• Exercise inputs:
►

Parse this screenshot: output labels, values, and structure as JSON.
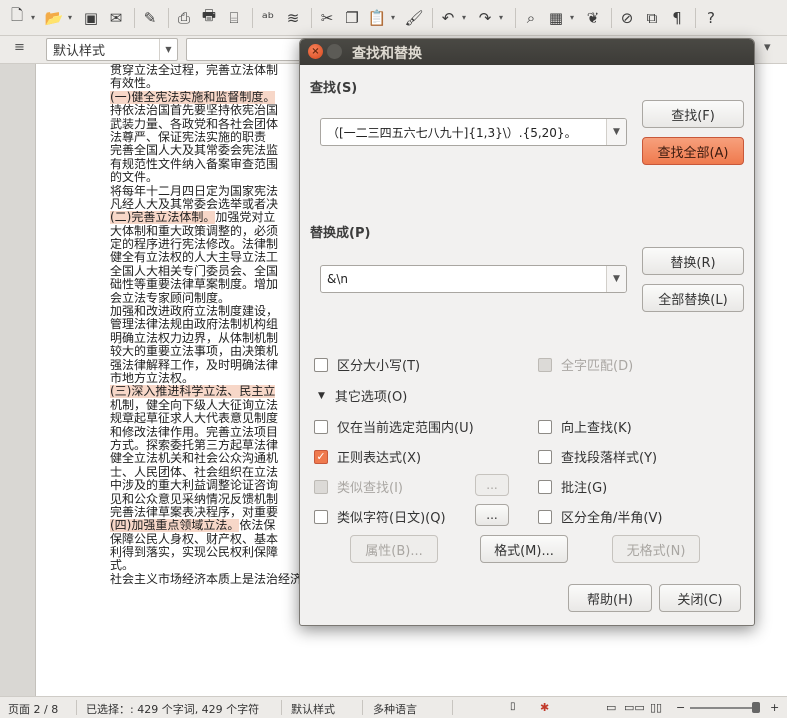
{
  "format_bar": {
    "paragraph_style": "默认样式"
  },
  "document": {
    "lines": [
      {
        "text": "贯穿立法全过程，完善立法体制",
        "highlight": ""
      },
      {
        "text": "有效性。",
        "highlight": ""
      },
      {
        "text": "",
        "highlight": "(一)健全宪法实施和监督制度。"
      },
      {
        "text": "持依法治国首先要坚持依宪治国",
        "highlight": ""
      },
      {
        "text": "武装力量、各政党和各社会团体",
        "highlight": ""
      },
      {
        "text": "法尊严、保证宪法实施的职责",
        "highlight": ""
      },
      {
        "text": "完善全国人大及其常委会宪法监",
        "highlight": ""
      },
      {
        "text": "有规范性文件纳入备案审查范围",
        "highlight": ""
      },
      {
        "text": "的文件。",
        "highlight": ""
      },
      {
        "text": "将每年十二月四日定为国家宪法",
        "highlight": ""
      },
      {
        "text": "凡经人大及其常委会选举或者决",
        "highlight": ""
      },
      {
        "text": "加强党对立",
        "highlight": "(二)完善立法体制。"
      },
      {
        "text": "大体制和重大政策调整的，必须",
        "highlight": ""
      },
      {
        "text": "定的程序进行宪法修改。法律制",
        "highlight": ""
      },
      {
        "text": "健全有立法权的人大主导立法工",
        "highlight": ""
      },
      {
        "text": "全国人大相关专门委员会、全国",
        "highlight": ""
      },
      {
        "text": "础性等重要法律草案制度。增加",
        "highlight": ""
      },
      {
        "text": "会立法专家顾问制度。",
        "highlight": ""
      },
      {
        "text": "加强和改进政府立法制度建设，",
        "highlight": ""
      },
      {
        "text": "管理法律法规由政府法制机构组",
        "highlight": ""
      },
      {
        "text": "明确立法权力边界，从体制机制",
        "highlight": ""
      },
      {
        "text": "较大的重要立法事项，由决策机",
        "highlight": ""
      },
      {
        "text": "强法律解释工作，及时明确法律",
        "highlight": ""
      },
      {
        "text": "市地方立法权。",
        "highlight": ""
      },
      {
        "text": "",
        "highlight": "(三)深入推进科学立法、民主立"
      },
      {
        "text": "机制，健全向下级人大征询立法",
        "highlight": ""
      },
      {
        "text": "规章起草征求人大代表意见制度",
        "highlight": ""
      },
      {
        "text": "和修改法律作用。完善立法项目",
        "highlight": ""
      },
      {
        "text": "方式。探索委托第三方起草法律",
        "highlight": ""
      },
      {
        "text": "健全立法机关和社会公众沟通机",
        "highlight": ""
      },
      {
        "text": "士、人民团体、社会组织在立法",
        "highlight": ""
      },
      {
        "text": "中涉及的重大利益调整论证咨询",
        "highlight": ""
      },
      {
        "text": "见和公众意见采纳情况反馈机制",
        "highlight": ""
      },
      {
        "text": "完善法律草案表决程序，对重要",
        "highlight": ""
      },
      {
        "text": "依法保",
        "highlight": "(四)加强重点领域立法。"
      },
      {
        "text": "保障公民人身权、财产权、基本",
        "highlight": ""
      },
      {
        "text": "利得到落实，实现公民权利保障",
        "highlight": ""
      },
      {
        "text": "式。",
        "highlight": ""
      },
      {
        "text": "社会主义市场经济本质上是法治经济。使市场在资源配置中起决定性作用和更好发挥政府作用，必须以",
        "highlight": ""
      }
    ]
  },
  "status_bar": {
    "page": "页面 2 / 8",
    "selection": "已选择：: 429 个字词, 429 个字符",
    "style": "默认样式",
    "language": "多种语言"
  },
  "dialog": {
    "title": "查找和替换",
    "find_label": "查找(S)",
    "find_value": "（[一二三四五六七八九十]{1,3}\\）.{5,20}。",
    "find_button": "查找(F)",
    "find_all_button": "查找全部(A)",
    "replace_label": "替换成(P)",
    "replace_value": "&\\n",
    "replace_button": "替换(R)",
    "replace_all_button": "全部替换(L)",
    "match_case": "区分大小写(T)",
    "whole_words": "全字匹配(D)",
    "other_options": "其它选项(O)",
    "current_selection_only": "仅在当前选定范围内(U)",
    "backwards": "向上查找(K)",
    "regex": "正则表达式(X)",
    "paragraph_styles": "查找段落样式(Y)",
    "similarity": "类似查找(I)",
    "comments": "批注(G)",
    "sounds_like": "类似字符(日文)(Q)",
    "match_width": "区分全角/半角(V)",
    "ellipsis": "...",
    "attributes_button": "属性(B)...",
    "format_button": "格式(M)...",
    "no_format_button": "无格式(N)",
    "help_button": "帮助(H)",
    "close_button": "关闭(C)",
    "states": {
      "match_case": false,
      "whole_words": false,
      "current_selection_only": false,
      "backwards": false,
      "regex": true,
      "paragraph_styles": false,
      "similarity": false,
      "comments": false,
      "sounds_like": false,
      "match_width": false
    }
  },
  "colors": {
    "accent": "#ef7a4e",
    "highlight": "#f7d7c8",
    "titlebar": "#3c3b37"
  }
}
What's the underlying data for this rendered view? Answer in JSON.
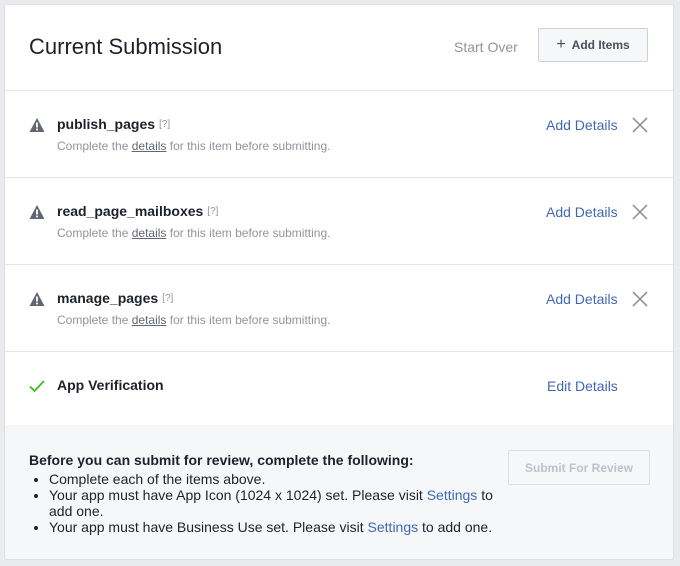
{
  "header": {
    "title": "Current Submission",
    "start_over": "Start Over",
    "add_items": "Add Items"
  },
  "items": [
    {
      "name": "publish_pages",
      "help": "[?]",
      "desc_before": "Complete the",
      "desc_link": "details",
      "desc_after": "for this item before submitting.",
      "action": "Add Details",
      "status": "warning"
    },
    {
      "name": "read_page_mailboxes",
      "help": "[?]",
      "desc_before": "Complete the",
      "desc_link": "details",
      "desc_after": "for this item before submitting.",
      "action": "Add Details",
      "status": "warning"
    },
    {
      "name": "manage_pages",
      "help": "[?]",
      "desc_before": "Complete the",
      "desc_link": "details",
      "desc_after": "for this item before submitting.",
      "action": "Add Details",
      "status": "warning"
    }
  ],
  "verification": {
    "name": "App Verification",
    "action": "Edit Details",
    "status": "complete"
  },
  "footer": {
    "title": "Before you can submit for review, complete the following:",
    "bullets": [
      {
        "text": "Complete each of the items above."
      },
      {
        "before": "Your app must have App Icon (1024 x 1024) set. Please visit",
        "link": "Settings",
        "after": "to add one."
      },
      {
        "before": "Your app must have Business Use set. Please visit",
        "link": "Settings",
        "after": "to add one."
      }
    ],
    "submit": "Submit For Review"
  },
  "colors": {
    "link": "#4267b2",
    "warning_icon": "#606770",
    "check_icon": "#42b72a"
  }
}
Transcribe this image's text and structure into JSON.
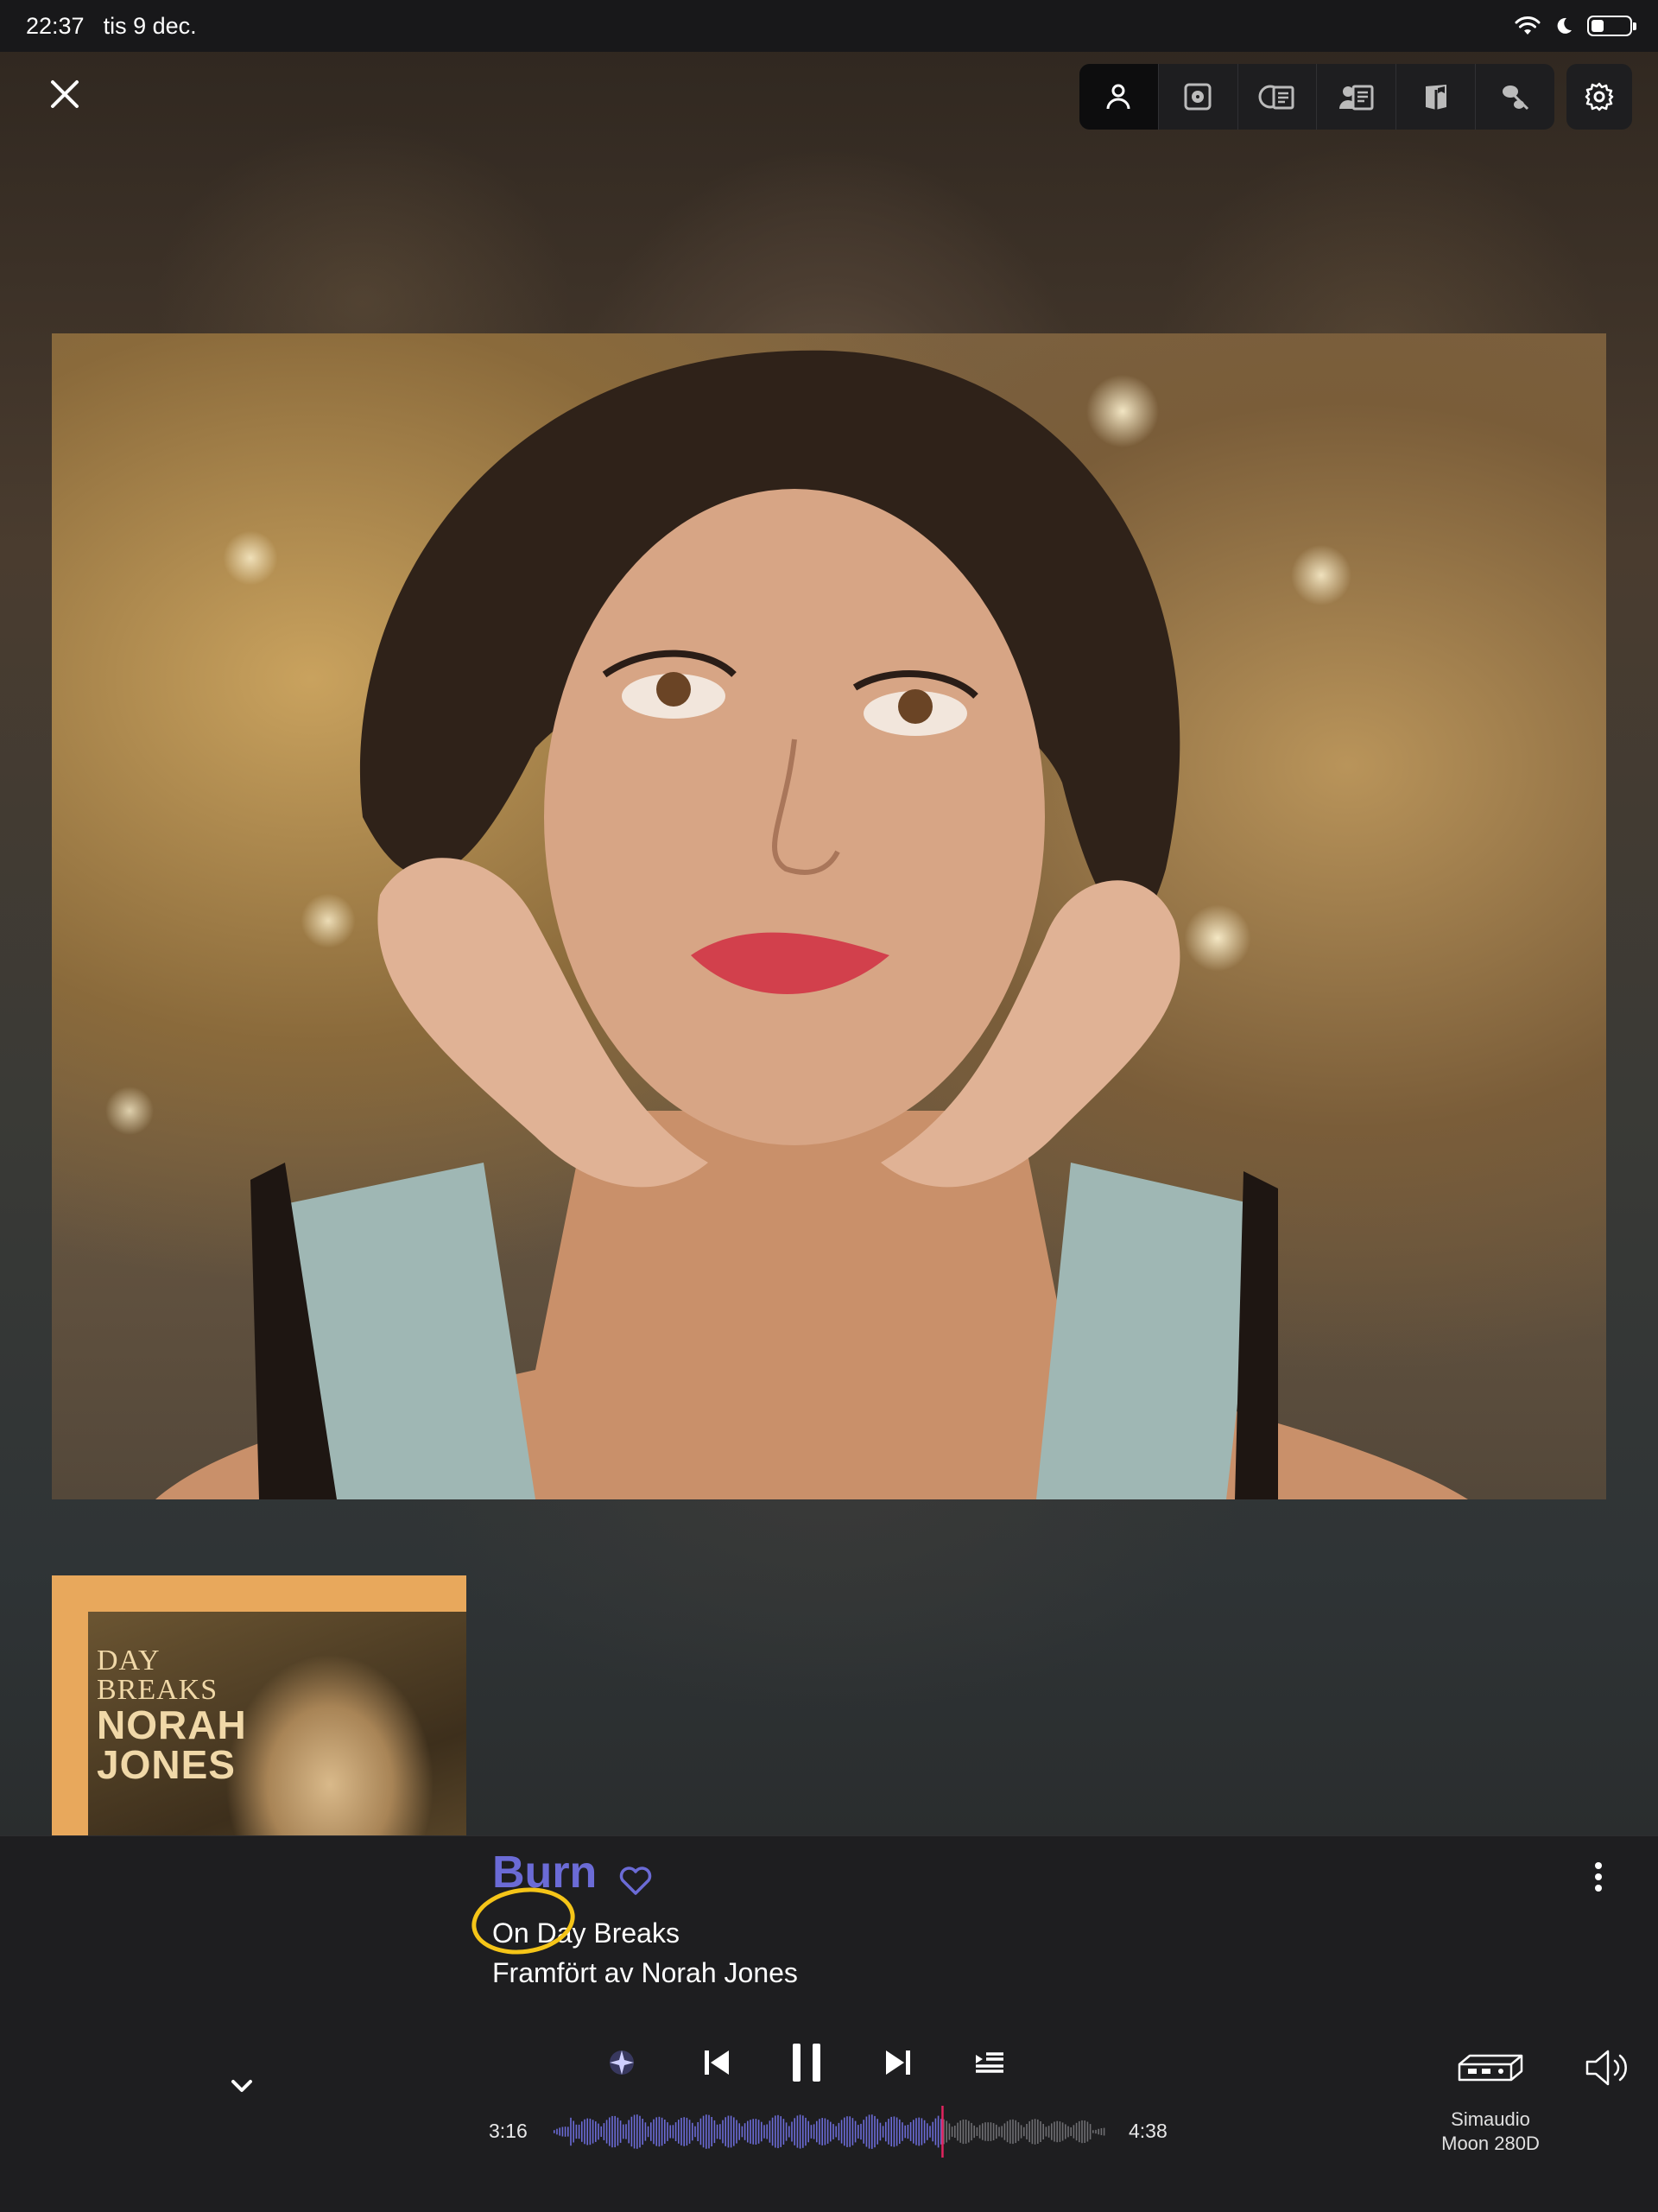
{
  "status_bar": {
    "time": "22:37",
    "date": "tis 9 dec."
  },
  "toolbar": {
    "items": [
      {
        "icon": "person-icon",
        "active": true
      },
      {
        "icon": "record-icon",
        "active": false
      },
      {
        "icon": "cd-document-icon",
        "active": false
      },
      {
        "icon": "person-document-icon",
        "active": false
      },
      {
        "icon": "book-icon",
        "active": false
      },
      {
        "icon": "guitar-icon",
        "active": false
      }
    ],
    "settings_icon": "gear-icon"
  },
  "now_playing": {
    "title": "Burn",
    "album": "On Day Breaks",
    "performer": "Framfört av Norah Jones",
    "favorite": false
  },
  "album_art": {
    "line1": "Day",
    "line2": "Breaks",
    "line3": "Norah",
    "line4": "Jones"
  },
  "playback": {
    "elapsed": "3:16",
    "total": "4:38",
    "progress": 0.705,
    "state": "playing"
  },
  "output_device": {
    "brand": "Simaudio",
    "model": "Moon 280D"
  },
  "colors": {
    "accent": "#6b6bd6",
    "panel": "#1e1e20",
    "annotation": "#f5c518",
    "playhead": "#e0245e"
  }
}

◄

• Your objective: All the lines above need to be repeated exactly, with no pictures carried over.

• Exercise answer:
Parse this screenshot: output labels, values, and structure as JSON.
{
  "format_bar": {
    "paragraph_style": "默认样式"
  },
  "document": {
    "lines": [
      {
        "text": "贯穿立法全过程，完善立法体制",
        "highlight": ""
      },
      {
        "text": "有效性。",
        "highlight": ""
      },
      {
        "text": "",
        "highlight": "(一)健全宪法实施和监督制度。"
      },
      {
        "text": "持依法治国首先要坚持依宪治国",
        "highlight": ""
      },
      {
        "text": "武装力量、各政党和各社会团体",
        "highlight": ""
      },
      {
        "text": "法尊严、保证宪法实施的职责",
        "highlight": ""
      },
      {
        "text": "完善全国人大及其常委会宪法监",
        "highlight": ""
      },
      {
        "text": "有规范性文件纳入备案审查范围",
        "highlight": ""
      },
      {
        "text": "的文件。",
        "highlight": ""
      },
      {
        "text": "将每年十二月四日定为国家宪法",
        "highlight": ""
      },
      {
        "text": "凡经人大及其常委会选举或者决",
        "highlight": ""
      },
      {
        "text": "加强党对立",
        "highlight": "(二)完善立法体制。"
      },
      {
        "text": "大体制和重大政策调整的，必须",
        "highlight": ""
      },
      {
        "text": "定的程序进行宪法修改。法律制",
        "highlight": ""
      },
      {
        "text": "健全有立法权的人大主导立法工",
        "highlight": ""
      },
      {
        "text": "全国人大相关专门委员会、全国",
        "highlight": ""
      },
      {
        "text": "础性等重要法律草案制度。增加",
        "highlight": ""
      },
      {
        "text": "会立法专家顾问制度。",
        "highlight": ""
      },
      {
        "text": "加强和改进政府立法制度建设，",
        "highlight": ""
      },
      {
        "text": "管理法律法规由政府法制机构组",
        "highlight": ""
      },
      {
        "text": "明确立法权力边界，从体制机制",
        "highlight": ""
      },
      {
        "text": "较大的重要立法事项，由决策机",
        "highlight": ""
      },
      {
        "text": "强法律解释工作，及时明确法律",
        "highlight": ""
      },
      {
        "text": "市地方立法权。",
        "highlight": ""
      },
      {
        "text": "",
        "highlight": "(三)深入推进科学立法、民主立"
      },
      {
        "text": "机制，健全向下级人大征询立法",
        "highlight": ""
      },
      {
        "text": "规章起草征求人大代表意见制度",
        "highlight": ""
      },
      {
        "text": "和修改法律作用。完善立法项目",
        "highlight": ""
      },
      {
        "text": "方式。探索委托第三方起草法律",
        "highlight": ""
      },
      {
        "text": "健全立法机关和社会公众沟通机",
        "highlight": ""
      },
      {
        "text": "士、人民团体、社会组织在立法",
        "highlight": ""
      },
      {
        "text": "中涉及的重大利益调整论证咨询",
        "highlight": ""
      },
      {
        "text": "见和公众意见采纳情况反馈机制",
        "highlight": ""
      },
      {
        "text": "完善法律草案表决程序，对重要",
        "highlight": ""
      },
      {
        "text": "依法保",
        "highlight": "(四)加强重点领域立法。"
      },
      {
        "text": "保障公民人身权、财产权、基本",
        "highlight": ""
      },
      {
        "text": "利得到落实，实现公民权利保障",
        "highlight": ""
      },
      {
        "text": "式。",
        "highlight": ""
      },
      {
        "text": "社会主义市场经济本质上是法治经济。使市场在资源配置中起决定性作用和更好发挥政府作用，必须以",
        "highlight": ""
      }
    ]
  },
  "status_bar": {
    "page": "页面 2 / 8",
    "selection": "已选择：: 429 个字词, 429 个字符",
    "style": "默认样式",
    "language": "多种语言"
  },
  "dialog": {
    "title": "查找和替换",
    "find_label": "查找(S)",
    "find_value": "（[一二三四五六七八九十]{1,3}\\）.{5,20}。",
    "find_button": "查找(F)",
    "find_all_button": "查找全部(A)",
    "replace_label": "替换成(P)",
    "replace_value": "&\\n",
    "replace_button": "替换(R)",
    "replace_all_button": "全部替换(L)",
    "match_case": "区分大小写(T)",
    "whole_words": "全字匹配(D)",
    "other_options": "其它选项(O)",
    "current_selection_only": "仅在当前选定范围内(U)",
    "backwards": "向上查找(K)",
    "regex": "正则表达式(X)",
    "paragraph_styles": "查找段落样式(Y)",
    "similarity": "类似查找(I)",
    "comments": "批注(G)",
    "sounds_like": "类似字符(日文)(Q)",
    "match_width": "区分全角/半角(V)",
    "ellipsis": "...",
    "attributes_button": "属性(B)...",
    "format_button": "格式(M)...",
    "no_format_button": "无格式(N)",
    "help_button": "帮助(H)",
    "close_button": "关闭(C)",
    "states": {
      "match_case": false,
      "whole_words": false,
      "current_selection_only": false,
      "backwards": false,
      "regex": true,
      "paragraph_styles": false,
      "similarity": false,
      "comments": false,
      "sounds_like": false,
      "match_width": false
    }
  },
  "colors": {
    "accent": "#ef7a4e",
    "highlight": "#f7d7c8",
    "titlebar": "#3c3b37"
  }
}
What's the underlying data for this rendered view? Answer in JSON.
{
  "header": {
    "title": "Current Submission",
    "start_over": "Start Over",
    "add_items": "Add Items"
  },
  "items": [
    {
      "name": "publish_pages",
      "help": "[?]",
      "desc_before": "Complete the",
      "desc_link": "details",
      "desc_after": "for this item before submitting.",
      "action": "Add Details",
      "status": "warning"
    },
    {
      "name": "read_page_mailboxes",
      "help": "[?]",
      "desc_before": "Complete the",
      "desc_link": "details",
      "desc_after": "for this item before submitting.",
      "action": "Add Details",
      "status": "warning"
    },
    {
      "name": "manage_pages",
      "help": "[?]",
      "desc_before": "Complete the",
      "desc_link": "details",
      "desc_after": "for this item before submitting.",
      "action": "Add Details",
      "status": "warning"
    }
  ],
  "verification": {
    "name": "App Verification",
    "action": "Edit Details",
    "status": "complete"
  },
  "footer": {
    "title": "Before you can submit for review, complete the following:",
    "bullets": [
      {
        "text": "Complete each of the items above."
      },
      {
        "before": "Your app must have App Icon (1024 x 1024) set. Please visit",
        "link": "Settings",
        "after": "to add one."
      },
      {
        "before": "Your app must have Business Use set. Please visit",
        "link": "Settings",
        "after": "to add one."
      }
    ],
    "submit": "Submit For Review"
  },
  "colors": {
    "link": "#4267b2",
    "warning_icon": "#606770",
    "check_icon": "#42b72a"
  }
}
Transcribe this image's text and structure into JSON.
{
  "status_bar": {
    "time": "22:37",
    "date": "tis 9 dec."
  },
  "toolbar": {
    "items": [
      {
        "icon": "person-icon",
        "active": true
      },
      {
        "icon": "record-icon",
        "active": false
      },
      {
        "icon": "cd-document-icon",
        "active": false
      },
      {
        "icon": "person-document-icon",
        "active": false
      },
      {
        "icon": "book-icon",
        "active": false
      },
      {
        "icon": "guitar-icon",
        "active": false
      }
    ],
    "settings_icon": "gear-icon"
  },
  "now_playing": {
    "title": "Burn",
    "album": "On Day Breaks",
    "performer": "Framfört av Norah Jones",
    "favorite": false
  },
  "album_art": {
    "line1": "Day",
    "line2": "Breaks",
    "line3": "Norah",
    "line4": "Jones"
  },
  "playback": {
    "elapsed": "3:16",
    "total": "4:38",
    "progress": 0.705,
    "state": "playing"
  },
  "output_device": {
    "brand": "Simaudio",
    "model": "Moon 280D"
  },
  "colors": {
    "accent": "#6b6bd6",
    "panel": "#1e1e20",
    "annotation": "#f5c518",
    "playhead": "#e0245e"
  }
}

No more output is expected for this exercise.